TASK OBJECTIVE:
The whole listing needs to be written out exactly, except for any images.

PROVIDED RECORDS:
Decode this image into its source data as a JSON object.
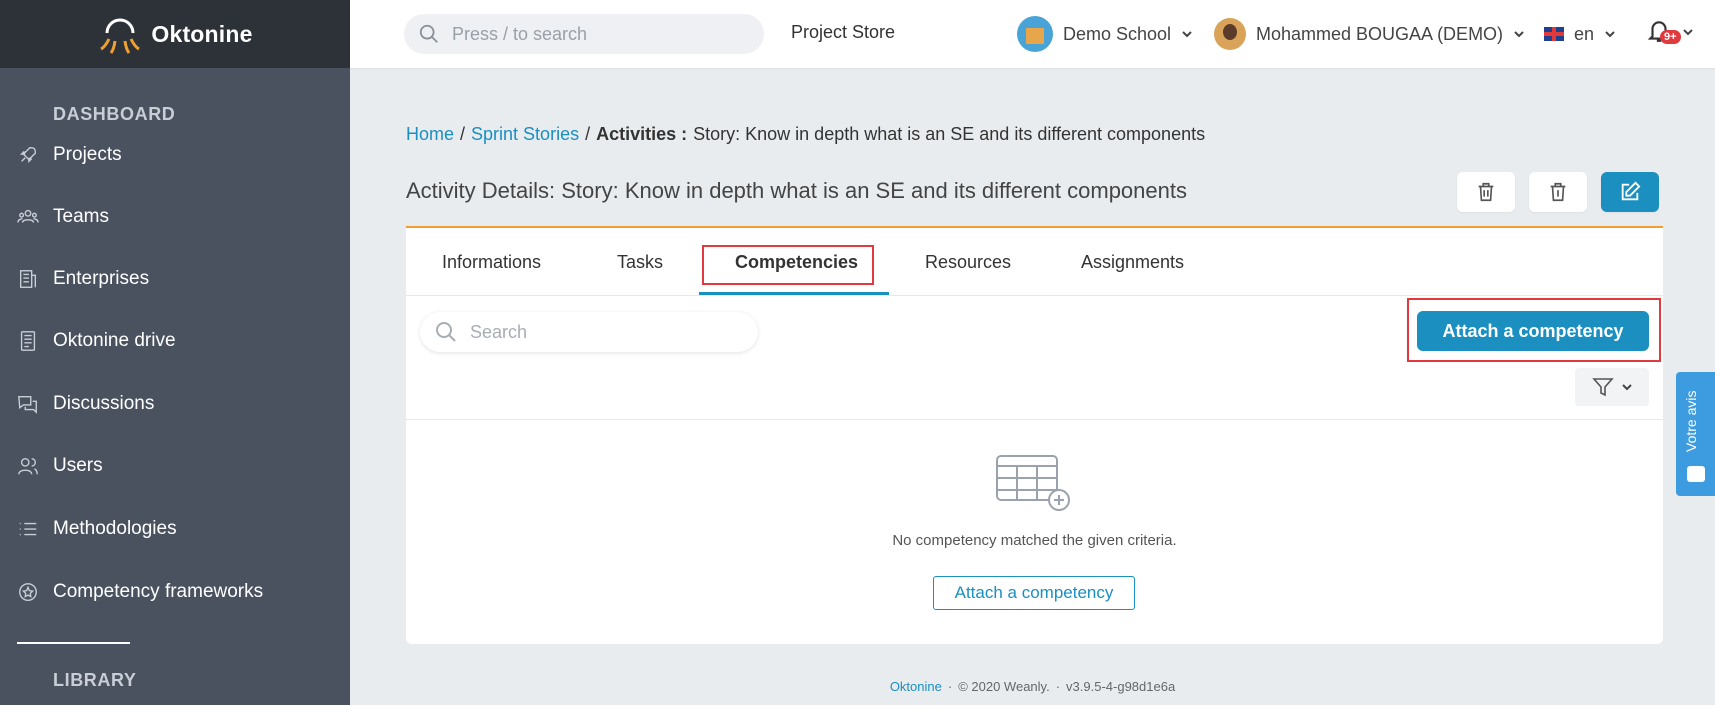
{
  "app": {
    "name": "Oktonine"
  },
  "sidebar": {
    "sections": [
      {
        "title": "DASHBOARD"
      },
      {
        "title": "LIBRARY"
      }
    ],
    "items": [
      {
        "label": "Projects",
        "icon": "rocket-icon"
      },
      {
        "label": "Teams",
        "icon": "team-icon"
      },
      {
        "label": "Enterprises",
        "icon": "building-icon"
      },
      {
        "label": "Oktonine drive",
        "icon": "drive-icon"
      },
      {
        "label": "Discussions",
        "icon": "chat-icon"
      },
      {
        "label": "Users",
        "icon": "users-icon"
      },
      {
        "label": "Methodologies",
        "icon": "list-icon"
      },
      {
        "label": "Competency frameworks",
        "icon": "badge-icon"
      }
    ]
  },
  "topbar": {
    "search_placeholder": "Press / to search",
    "project_store": "Project Store",
    "school": "Demo School",
    "user": "Mohammed BOUGAA (DEMO)",
    "language": "en",
    "notifications_badge": "9+"
  },
  "breadcrumb": {
    "home": "Home",
    "separator": "/",
    "sprint_stories": "Sprint Stories",
    "activities": "Activities :",
    "current": "Story: Know in depth what is an SE and its different components"
  },
  "page": {
    "title": "Activity Details: Story: Know in depth what is an SE and its different components"
  },
  "tabs": [
    {
      "label": "Informations"
    },
    {
      "label": "Tasks"
    },
    {
      "label": "Competencies",
      "active": true
    },
    {
      "label": "Resources"
    },
    {
      "label": "Assignments"
    }
  ],
  "competencies": {
    "search_placeholder": "Search",
    "attach_button": "Attach a competency",
    "empty_message": "No competency matched the given criteria.",
    "empty_attach_button": "Attach a competency"
  },
  "footer": {
    "brand": "Oktonine",
    "dot": "·",
    "copyright": "© 2020 Weanly.",
    "version": "v3.9.5-4-g98d1e6a"
  },
  "feedback": {
    "label": "Votre avis"
  },
  "colors": {
    "accent": "#1a8fc0",
    "sidebar_bg": "#4a5260",
    "sidebar_header_bg": "#2d3138",
    "highlight": "#e0393e",
    "card_top_border": "#f0a030"
  }
}
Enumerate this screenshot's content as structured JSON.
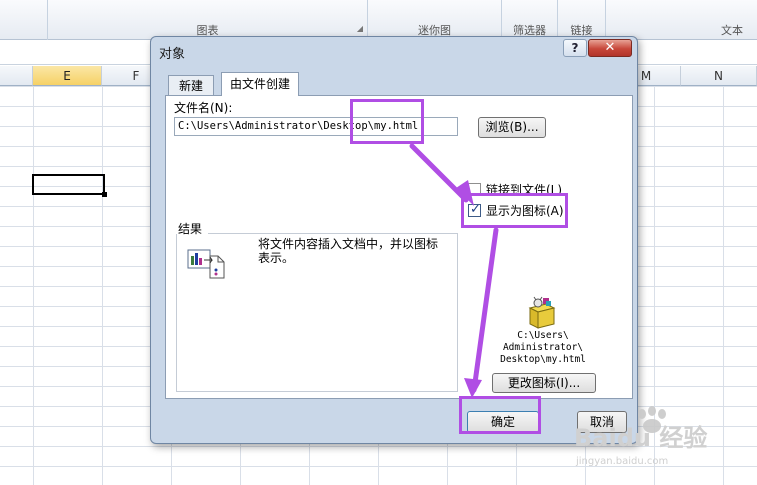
{
  "ribbon": {
    "groups": [
      "图表",
      "迷你图",
      "筛选器",
      "链接",
      "文本"
    ]
  },
  "sheet": {
    "columns": [
      "E",
      "F",
      "M",
      "N"
    ],
    "selected_column": "E"
  },
  "dialog": {
    "title": "对象",
    "help_label": "?",
    "close_label": "✕",
    "tabs": [
      "新建",
      "由文件创建"
    ],
    "active_tab": "由文件创建",
    "filename_label": "文件名(N):",
    "filename_value": "C:\\Users\\Administrator\\Desktop\\my.html",
    "browse_label": "浏览(B)...",
    "link_label": "链接到文件(L)",
    "link_checked": false,
    "display_as_icon_label": "显示为图标(A)",
    "display_as_icon_checked": true,
    "result_label": "结果",
    "result_text_line1": "将文件内容插入文档中，并以图标",
    "result_text_line2": "表示。",
    "icon_caption": [
      "C:\\Users\\",
      "Administrator\\",
      "Desktop\\my.html"
    ],
    "change_icon_label": "更改图标(I)...",
    "ok_label": "确定",
    "cancel_label": "取消"
  },
  "watermark": {
    "brand": "Baidu 经验",
    "url": "jingyan.baidu.com"
  },
  "colors": {
    "annotation": "#b04ee4",
    "dialog_bg": "#c9d7e8",
    "close_button": "#c7473a"
  }
}
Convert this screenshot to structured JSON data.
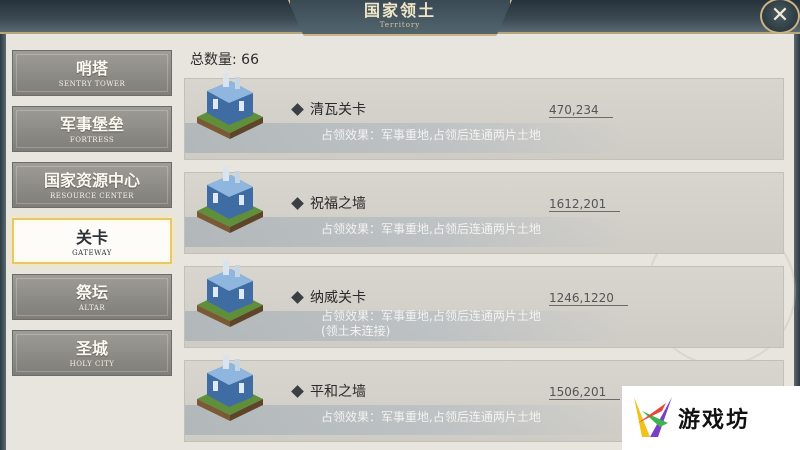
{
  "header": {
    "title": "国家领土",
    "subtitle": "Territory",
    "close_icon": "close-icon"
  },
  "sidebar": {
    "items": [
      {
        "label": "哨塔",
        "sub": "SENTRY TOWER",
        "active": false
      },
      {
        "label": "军事堡垒",
        "sub": "FORTRESS",
        "active": false
      },
      {
        "label": "国家资源中心",
        "sub": "RESOURCE CENTER",
        "active": false
      },
      {
        "label": "关卡",
        "sub": "GATEWAY",
        "active": true
      },
      {
        "label": "祭坛",
        "sub": "ALTAR",
        "active": false
      },
      {
        "label": "圣城",
        "sub": "HOLY CITY",
        "active": false
      }
    ]
  },
  "main": {
    "total_label": "总数量: 66",
    "items": [
      {
        "name": "清瓦关卡",
        "coords": "470,234",
        "effect": "占领效果：军事重地,占领后连通两片土地",
        "note": ""
      },
      {
        "name": "祝福之墙",
        "coords": "1612,201",
        "effect": "占领效果：军事重地,占领后连通两片土地",
        "note": ""
      },
      {
        "name": "纳威关卡",
        "coords": "1246,1220",
        "effect": "占领效果：军事重地,占领后连通两片土地",
        "note": "(领土未连接)"
      },
      {
        "name": "平和之墙",
        "coords": "1506,201",
        "effect": "占领效果：军事重地,占领后连通两片土地",
        "note": ""
      }
    ]
  },
  "watermark": {
    "text": "游戏坊",
    "logo": "game-site-logo-icon"
  },
  "colors": {
    "active_tab_border": "#e6c86a",
    "tab_bg": "#8f8d88",
    "panel_bg": "#e8e5de",
    "header_bg": "#3b4a53"
  }
}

WRITTEN SOLUTION:
Decode this image into its source data as a JSON object.
{
  "app": {
    "name": "Oktonine"
  },
  "sidebar": {
    "sections": [
      {
        "title": "DASHBOARD"
      },
      {
        "title": "LIBRARY"
      }
    ],
    "items": [
      {
        "label": "Projects",
        "icon": "rocket-icon"
      },
      {
        "label": "Teams",
        "icon": "team-icon"
      },
      {
        "label": "Enterprises",
        "icon": "building-icon"
      },
      {
        "label": "Oktonine drive",
        "icon": "drive-icon"
      },
      {
        "label": "Discussions",
        "icon": "chat-icon"
      },
      {
        "label": "Users",
        "icon": "users-icon"
      },
      {
        "label": "Methodologies",
        "icon": "list-icon"
      },
      {
        "label": "Competency frameworks",
        "icon": "badge-icon"
      }
    ]
  },
  "topbar": {
    "search_placeholder": "Press / to search",
    "project_store": "Project Store",
    "school": "Demo School",
    "user": "Mohammed BOUGAA (DEMO)",
    "language": "en",
    "notifications_badge": "9+"
  },
  "breadcrumb": {
    "home": "Home",
    "separator": "/",
    "sprint_stories": "Sprint Stories",
    "activities": "Activities :",
    "current": "Story: Know in depth what is an SE and its different components"
  },
  "page": {
    "title": "Activity Details: Story: Know in depth what is an SE and its different components"
  },
  "tabs": [
    {
      "label": "Informations"
    },
    {
      "label": "Tasks"
    },
    {
      "label": "Competencies",
      "active": true
    },
    {
      "label": "Resources"
    },
    {
      "label": "Assignments"
    }
  ],
  "competencies": {
    "search_placeholder": "Search",
    "attach_button": "Attach a competency",
    "empty_message": "No competency matched the given criteria.",
    "empty_attach_button": "Attach a competency"
  },
  "footer": {
    "brand": "Oktonine",
    "dot": "·",
    "copyright": "© 2020 Weanly.",
    "version": "v3.9.5-4-g98d1e6a"
  },
  "feedback": {
    "label": "Votre avis"
  },
  "colors": {
    "accent": "#1a8fc0",
    "sidebar_bg": "#4a5260",
    "sidebar_header_bg": "#2d3138",
    "highlight": "#e0393e",
    "card_top_border": "#f0a030"
  }
}
Enumerate this screenshot's content as structured JSON.
{
  "ribbon": {
    "groups": [
      "图表",
      "迷你图",
      "筛选器",
      "链接",
      "文本"
    ]
  },
  "sheet": {
    "columns": [
      "E",
      "F",
      "M",
      "N"
    ],
    "selected_column": "E"
  },
  "dialog": {
    "title": "对象",
    "help_label": "?",
    "close_label": "✕",
    "tabs": [
      "新建",
      "由文件创建"
    ],
    "active_tab": "由文件创建",
    "filename_label": "文件名(N):",
    "filename_value": "C:\\Users\\Administrator\\Desktop\\my.html",
    "browse_label": "浏览(B)...",
    "link_label": "链接到文件(L)",
    "link_checked": false,
    "display_as_icon_label": "显示为图标(A)",
    "display_as_icon_checked": true,
    "result_label": "结果",
    "result_text_line1": "将文件内容插入文档中，并以图标",
    "result_text_line2": "表示。",
    "icon_caption": [
      "C:\\Users\\",
      "Administrator\\",
      "Desktop\\my.html"
    ],
    "change_icon_label": "更改图标(I)...",
    "ok_label": "确定",
    "cancel_label": "取消"
  },
  "watermark": {
    "brand": "Baidu 经验",
    "url": "jingyan.baidu.com"
  },
  "colors": {
    "annotation": "#b04ee4",
    "dialog_bg": "#c9d7e8",
    "close_button": "#c7473a"
  }
}
Convert this screenshot to structured JSON data.
{
  "header": {
    "title": "国家领土",
    "subtitle": "Territory",
    "close_icon": "close-icon"
  },
  "sidebar": {
    "items": [
      {
        "label": "哨塔",
        "sub": "SENTRY TOWER",
        "active": false
      },
      {
        "label": "军事堡垒",
        "sub": "FORTRESS",
        "active": false
      },
      {
        "label": "国家资源中心",
        "sub": "RESOURCE CENTER",
        "active": false
      },
      {
        "label": "关卡",
        "sub": "GATEWAY",
        "active": true
      },
      {
        "label": "祭坛",
        "sub": "ALTAR",
        "active": false
      },
      {
        "label": "圣城",
        "sub": "HOLY CITY",
        "active": false
      }
    ]
  },
  "main": {
    "total_label": "总数量: 66",
    "items": [
      {
        "name": "清瓦关卡",
        "coords": "470,234",
        "effect": "占领效果：军事重地,占领后连通两片土地",
        "note": ""
      },
      {
        "name": "祝福之墙",
        "coords": "1612,201",
        "effect": "占领效果：军事重地,占领后连通两片土地",
        "note": ""
      },
      {
        "name": "纳威关卡",
        "coords": "1246,1220",
        "effect": "占领效果：军事重地,占领后连通两片土地",
        "note": "(领土未连接)"
      },
      {
        "name": "平和之墙",
        "coords": "1506,201",
        "effect": "占领效果：军事重地,占领后连通两片土地",
        "note": ""
      }
    ]
  },
  "watermark": {
    "text": "游戏坊",
    "logo": "game-site-logo-icon"
  },
  "colors": {
    "active_tab_border": "#e6c86a",
    "tab_bg": "#8f8d88",
    "panel_bg": "#e8e5de",
    "header_bg": "#3b4a53"
  }
}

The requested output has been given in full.